Work item: Every line from the one with "Enumerate this screenshot's" through the final line of the data below goes in the answer, copied exactly. Pictures do not.
-- Opening Marker --
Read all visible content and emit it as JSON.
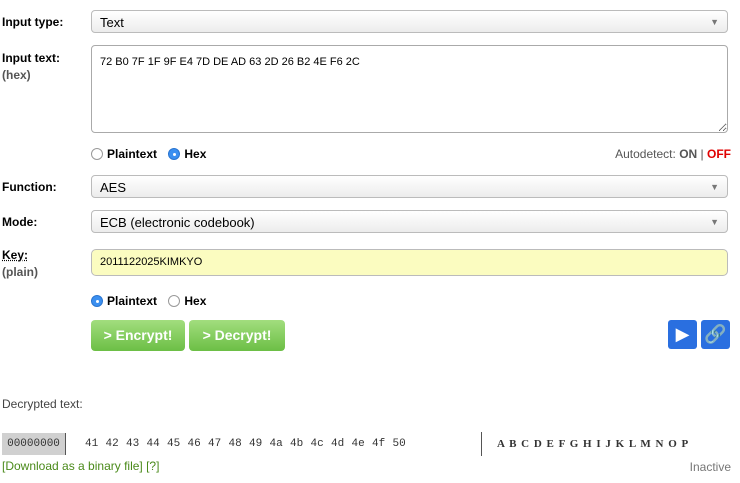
{
  "input_type": {
    "label": "Input type:",
    "value": "Text"
  },
  "input_text": {
    "label": "Input text:",
    "sub": "(hex)",
    "value": "72 B0 7F 1F 9F E4 7D DE AD 63 2D 26 B2 4E F6 2C"
  },
  "input_format": {
    "plaintext": "Plaintext",
    "hex": "Hex",
    "selected": "Hex"
  },
  "autodetect": {
    "label": "Autodetect:",
    "on": "ON",
    "sep": "|",
    "off": "OFF",
    "off_color": "#e00000"
  },
  "function": {
    "label": "Function:",
    "value": "AES"
  },
  "mode": {
    "label": "Mode:",
    "value": "ECB (electronic codebook)"
  },
  "key": {
    "label": "Key:",
    "sub": "(plain)",
    "value": "2011122025KIMKYO"
  },
  "key_format": {
    "plaintext": "Plaintext",
    "hex": "Hex",
    "selected": "Plaintext"
  },
  "buttons": {
    "encrypt": "> Encrypt!",
    "decrypt": "> Decrypt!",
    "play_icon": "play-icon",
    "link_icon": "link-icon"
  },
  "output": {
    "label": "Decrypted text:",
    "offset": "00000000",
    "bytes": [
      "41",
      "42",
      "43",
      "44",
      "45",
      "46",
      "47",
      "48",
      "49",
      "4a",
      "4b",
      "4c",
      "4d",
      "4e",
      "4f",
      "50"
    ],
    "ascii": "A B C D E F G H I J K L M N O P",
    "download": "[Download as a binary file]",
    "help": "[?]",
    "status": "Inactive"
  }
}
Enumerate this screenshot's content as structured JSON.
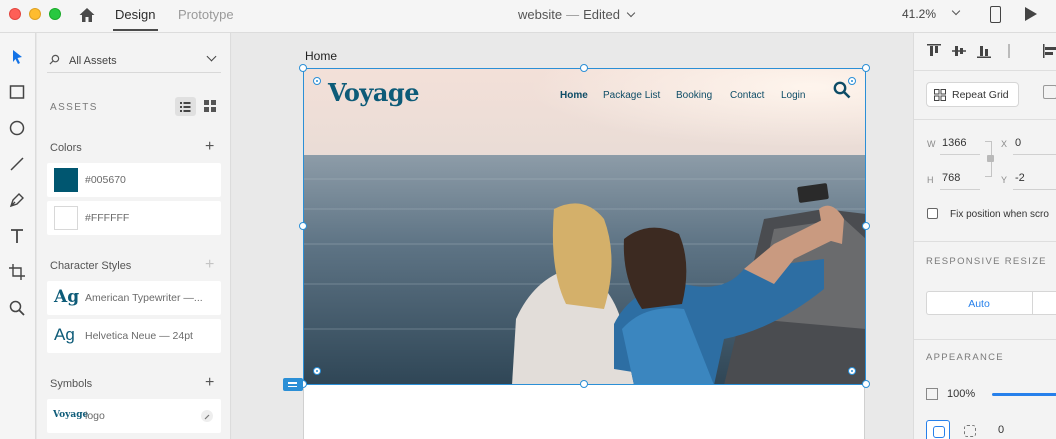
{
  "titlebar": {
    "tabs": [
      {
        "label": "Design",
        "active": true
      },
      {
        "label": "Prototype",
        "active": false
      }
    ],
    "document_name": "website",
    "document_separator": "—",
    "document_status": "Edited",
    "zoom": "41.2%"
  },
  "assets_panel": {
    "filter_label": "All Assets",
    "section_title": "ASSETS",
    "colors": {
      "title": "Colors",
      "items": [
        {
          "label": "#005670",
          "swatch": "#005670"
        },
        {
          "label": "#FFFFFF",
          "swatch": "#FFFFFF"
        }
      ]
    },
    "character_styles": {
      "title": "Character Styles",
      "items": [
        {
          "preview": "Ag",
          "label": "American Typewriter —..."
        },
        {
          "preview": "Ag",
          "label": "Helvetica Neue — 24pt"
        }
      ]
    },
    "symbols": {
      "title": "Symbols",
      "items": [
        {
          "preview": "Voyage",
          "label": "logo"
        }
      ]
    }
  },
  "canvas": {
    "artboard_label": "Home",
    "site": {
      "brand": "Voyage",
      "nav": [
        "Home",
        "Package List",
        "Booking",
        "Contact",
        "Login"
      ],
      "active_nav": "Home",
      "brand_color": "#005670"
    }
  },
  "inspector": {
    "repeat_grid_label": "Repeat Grid",
    "w_label": "W",
    "w_value": "1366",
    "x_label": "X",
    "x_value": "0",
    "h_label": "H",
    "h_value": "768",
    "y_label": "Y",
    "y_value": "-2",
    "fix_position_label": "Fix position when scro",
    "responsive_resize_title": "RESPONSIVE RESIZE",
    "auto_label": "Auto",
    "appearance_title": "APPEARANCE",
    "opacity": "100%",
    "corner_value": "0",
    "accent_color": "#2680eb"
  }
}
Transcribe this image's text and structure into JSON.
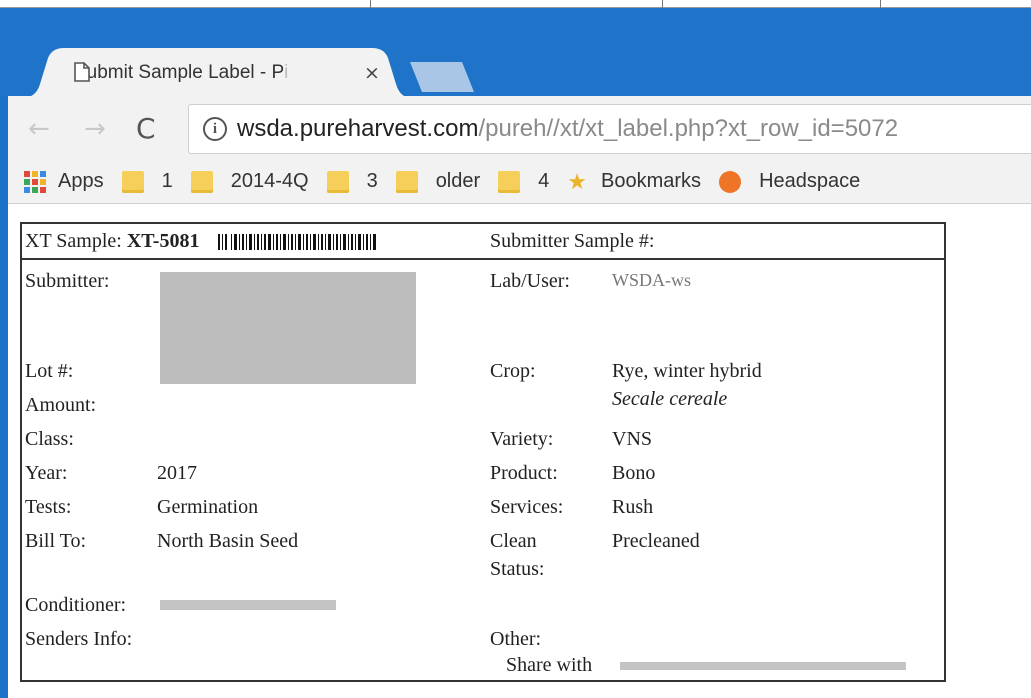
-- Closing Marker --
The completed task:
Enumerate this screenshot's content as structured JSON.
{
  "titlebar": {
    "tabs": [
      {
        "label": "Design",
        "active": true
      },
      {
        "label": "Prototype",
        "active": false
      }
    ],
    "document_name": "website",
    "document_separator": "—",
    "document_status": "Edited",
    "zoom": "41.2%"
  },
  "assets_panel": {
    "filter_label": "All Assets",
    "section_title": "ASSETS",
    "colors": {
      "title": "Colors",
      "items": [
        {
          "label": "#005670",
          "swatch": "#005670"
        },
        {
          "label": "#FFFFFF",
          "swatch": "#FFFFFF"
        }
      ]
    },
    "character_styles": {
      "title": "Character Styles",
      "items": [
        {
          "preview": "Ag",
          "label": "American Typewriter —..."
        },
        {
          "preview": "Ag",
          "label": "Helvetica Neue — 24pt"
        }
      ]
    },
    "symbols": {
      "title": "Symbols",
      "items": [
        {
          "preview": "Voyage",
          "label": "logo"
        }
      ]
    }
  },
  "canvas": {
    "artboard_label": "Home",
    "site": {
      "brand": "Voyage",
      "nav": [
        "Home",
        "Package List",
        "Booking",
        "Contact",
        "Login"
      ],
      "active_nav": "Home",
      "brand_color": "#005670"
    }
  },
  "inspector": {
    "repeat_grid_label": "Repeat Grid",
    "w_label": "W",
    "w_value": "1366",
    "x_label": "X",
    "x_value": "0",
    "h_label": "H",
    "h_value": "768",
    "y_label": "Y",
    "y_value": "-2",
    "fix_position_label": "Fix position when scro",
    "responsive_resize_title": "RESPONSIVE RESIZE",
    "auto_label": "Auto",
    "appearance_title": "APPEARANCE",
    "opacity": "100%",
    "corner_value": "0",
    "accent_color": "#2680eb"
  }
}
Transcribe this image's text and structure into JSON.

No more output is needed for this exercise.